    Home Audio Speaker Repair

    Home audio speakers have parts that sometimes wear out. Often, such parts can be easily replaced or repaired, making the speaker again as good as new. Never be intimidated by a damaged speaker, unless the repairs are so extensive that they render any effort worthless. Many speakers of significant worth are left out with the trash that may merely need a new woofer surround costing 20 to 25 dollars.

    Fixing the Woofer
    The woofer is the biggest speaker in a cabinet, deliver the lowest frequencies. It is most often 8-12" inches in diameter. On occasion, the cone of this speaker is torn; more frequently, the surround that encircles the cone is dried out or cracked.

    The woofer cone can be easily fixed with a dab of glue and some paper of approximate thickness to the cone. Generally, apply the repair paper to the back of the cone.

    To fix the surround, contact or for replacement surround kits. These kits come with glue, cotton swabs, and new foam or rubber surrounds.

    With either or both of these repairs, a woofer can be inexpensively restored.

    Fixing the Tweeter
    On occasion, a tweeter can burn out or freeze. Tweeters are generally 1 to 1 1/2-inch speakers at the top of a speaker cabinet. When tweeters go out, the overall speaker sound is dull, and no high frequencies emanate from the speaker. The easiest fix is often found on eBay. Tweeters can be found as separate components that match the one needing replacement. Costs can be as little as $35 for a component that otherwise retails for $175. Simply unscrew the old tweeter, remove the speaker wires attached to it, and connect and reinstall the new tweeter.

    Fixing the Mid-Range
    In a 3-way speaker configuration, the mid-range speaker handles the bulk of audio information that our ears perceive as sound...voices and most instruments. Mid-range speakers range from 3 to 5-inches in diameter, and are aligned between the tweeter and woofer, or slightly to one side of the tweeter.

    When a mid-range speaker fails, a pronounced hollowness is heard. Replacing the mid-range, because of its compact size, is similar to replacing the tweeter.

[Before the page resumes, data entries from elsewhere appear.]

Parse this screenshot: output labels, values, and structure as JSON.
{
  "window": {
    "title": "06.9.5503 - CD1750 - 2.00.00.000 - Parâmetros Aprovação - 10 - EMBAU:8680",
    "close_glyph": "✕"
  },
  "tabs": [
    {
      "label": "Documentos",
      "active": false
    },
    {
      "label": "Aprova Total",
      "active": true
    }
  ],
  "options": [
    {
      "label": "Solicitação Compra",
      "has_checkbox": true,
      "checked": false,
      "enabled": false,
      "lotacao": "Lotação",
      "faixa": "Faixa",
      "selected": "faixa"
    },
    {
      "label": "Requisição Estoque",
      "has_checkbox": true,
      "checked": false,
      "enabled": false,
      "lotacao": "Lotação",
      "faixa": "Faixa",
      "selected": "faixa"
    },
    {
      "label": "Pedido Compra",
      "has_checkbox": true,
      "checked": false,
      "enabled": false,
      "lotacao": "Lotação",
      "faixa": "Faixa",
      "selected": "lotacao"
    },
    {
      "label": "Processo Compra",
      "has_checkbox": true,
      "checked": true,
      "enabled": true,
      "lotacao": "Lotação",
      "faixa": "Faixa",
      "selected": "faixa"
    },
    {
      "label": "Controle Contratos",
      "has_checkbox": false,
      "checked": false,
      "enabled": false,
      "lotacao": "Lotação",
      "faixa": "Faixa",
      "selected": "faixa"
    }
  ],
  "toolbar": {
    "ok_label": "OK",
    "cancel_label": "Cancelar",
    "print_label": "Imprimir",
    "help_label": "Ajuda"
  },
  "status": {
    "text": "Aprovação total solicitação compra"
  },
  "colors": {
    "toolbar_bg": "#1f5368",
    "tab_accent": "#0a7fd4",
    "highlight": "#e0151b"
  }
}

Use eBay to find the exact component duplicate; then check local electronics specialty stores as there are often an array of separate speakers on their shelves.

    Replacing Crossovers
    Crossovers are employed in any speaker cabinet that has more than one loudspeaker component to separate the input signal into different frequency ranges suited to each driver. The drivers then receive only the power in their usable frequency range, reducing distortion and interference.

    Crossovers can be passive or active. Passive crossovers—electronic circuits that uses a combination of one or more resistors, inductors, or non-polar capacitors—are generally used within a speaker. In three-way or four-way speakers, more than one crossover is employed.

    Crossovers can be self-made, but it is often easier to simply replace them, as several websites offer them, and building one is somewhat complicated. and are two excellent sources for finding necessary crossovers and other components.

    Take a Second Look Before You Toss the Old Speaker
    A good quality speaker is like a piece of fine furniture. The parts that make up the speaker are of very high quality. With a little investigating, all individual speaker components can often be replaced, saving significantly over buying new speakers to replace the old inoperative ones.